Stable Value funds can help Americans save and invest for their retirement.
Recent research by Prudential (as outlined in our white paper, Expanding the Case for Stable Value) shows that plan sponsors who have adopted Stable Value associate it with improved plan participation and participant deferral rates, both of which can drive better participant outcomes.
This association is particularly important when it comes to millennials. Millennials are now the largest population in the workforce,1 so it makes sense to take a hard look at their saving and investing habits. And when we do, it becomes apparent that Stable Value can play an important role in helping millennials save for a more secure retirement.
We know millennials tend to be conservative when they invest. But the challenge facing millennials is their low defined contribution plan participation rates. A 2015 report found that not only were millennials the generation least likely to contribute to a workplace retirement plan, their participation rate is actually declining.2 This could be due to a variety of reasons, from prioritizing student debt payment over saving for retirement, to behavioral hurdles such as procrastination. Whatever the cause, according to a 2016 survey of 2,000 adults, 57% of millennials reported that they had not yet begun saving for retirement.3

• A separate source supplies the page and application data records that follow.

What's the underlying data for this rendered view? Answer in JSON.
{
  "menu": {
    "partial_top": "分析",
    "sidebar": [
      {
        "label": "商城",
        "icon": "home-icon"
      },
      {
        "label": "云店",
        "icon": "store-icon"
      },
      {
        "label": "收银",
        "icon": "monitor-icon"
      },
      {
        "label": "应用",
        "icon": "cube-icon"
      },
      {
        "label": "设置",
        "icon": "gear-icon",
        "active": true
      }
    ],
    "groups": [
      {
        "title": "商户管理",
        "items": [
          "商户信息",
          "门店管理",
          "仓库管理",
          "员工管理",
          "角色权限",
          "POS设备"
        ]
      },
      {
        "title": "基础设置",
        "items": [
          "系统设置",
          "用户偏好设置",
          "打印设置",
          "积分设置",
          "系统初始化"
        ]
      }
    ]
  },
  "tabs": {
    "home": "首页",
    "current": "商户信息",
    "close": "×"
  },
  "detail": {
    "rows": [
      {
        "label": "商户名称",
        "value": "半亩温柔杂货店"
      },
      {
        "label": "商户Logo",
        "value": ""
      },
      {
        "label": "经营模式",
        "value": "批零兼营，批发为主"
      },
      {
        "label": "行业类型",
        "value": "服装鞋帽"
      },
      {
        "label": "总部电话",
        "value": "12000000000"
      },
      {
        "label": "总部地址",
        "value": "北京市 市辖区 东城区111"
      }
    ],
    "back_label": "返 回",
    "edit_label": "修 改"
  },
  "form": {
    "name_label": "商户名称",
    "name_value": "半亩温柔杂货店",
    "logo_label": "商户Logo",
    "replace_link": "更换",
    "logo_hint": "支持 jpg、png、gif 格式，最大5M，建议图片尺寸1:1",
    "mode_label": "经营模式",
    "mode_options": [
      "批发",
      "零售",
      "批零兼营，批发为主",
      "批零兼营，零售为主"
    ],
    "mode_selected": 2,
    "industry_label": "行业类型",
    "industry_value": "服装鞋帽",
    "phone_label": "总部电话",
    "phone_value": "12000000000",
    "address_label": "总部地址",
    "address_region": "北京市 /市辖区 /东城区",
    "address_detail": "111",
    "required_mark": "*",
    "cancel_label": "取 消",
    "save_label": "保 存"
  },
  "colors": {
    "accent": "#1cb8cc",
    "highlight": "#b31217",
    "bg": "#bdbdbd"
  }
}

No small part of that reticence to contribute to a retirement plan could be driven by fear of market volatility. Even when they are contributing to their 401(k), millennials on the whole have about a third of their money in cash or money market funds.4
And that’s where Stable Value provides opportunity. Offering a Stable Value fund on a defined contribution plan platform, along with educating plan sponsors and participants about Stable Value’s features like capital preservation and steady, guaranteed returns, may help drive more millennials toward participation and higher deferral rates.
Stable Value is particularly attractive for millennials when you consider that this generation has known nothing but market volatility. They tend to be conservative investors, and Stable Value provides a counterweight to volatility. Stable Value can provide them with greater returns than money market funds—often comparable to intermediate bond funds—but with similar liquidity5 and risk profiles. The money market regulations that took effect in October 2016 may even strengthen the case for adding Stable Value.
To reiterate a point from our research paper, “Expanding the Case for Stable Value”:
Thanks to their protection features, which address many plan participants’ fears, Stable Value funds can give participants the courage to participate earlier in retirement savings plans and elect higher deferral rates. This can yield long-term benefits for plan participants of all ages—namely, the potential for a bigger nest egg when they stop working—and can be especially helpful for millennials, whose plan-participation horizon is longest.
Stable Value can be the conservative foundation for a diversified portfolio for workers of all ages throughout their working years. And its protection features can play a vital role in helping millennial participants overcome their investment fears. Stable Value adoption can even help boost plan participation and participant deferral rates to drive better participant outcomes.
1 Pew Research, “Millennials surpass Gen Xers as the largest generation in U.S. labor force,” FactTank, May 11, 2015.
2 Financial Finesse, 2015 Generational Research Report, March 2015.
3 LaPonsie, Maryalene. “Four in 10 millennials don’t have a plan for retirement. Is that really a bad thing?” U.S. News & World Report: Money, May 27, 2016.
4 Andrus, Danielle. “Stable Value fund group makes pitch to risk-averse millennials,” ThinkAdvisor.com, December 5, 2014.
5 Money market funds are diversified. Stable Value allows withdrawals at book value for benefit-responsive withdrawals.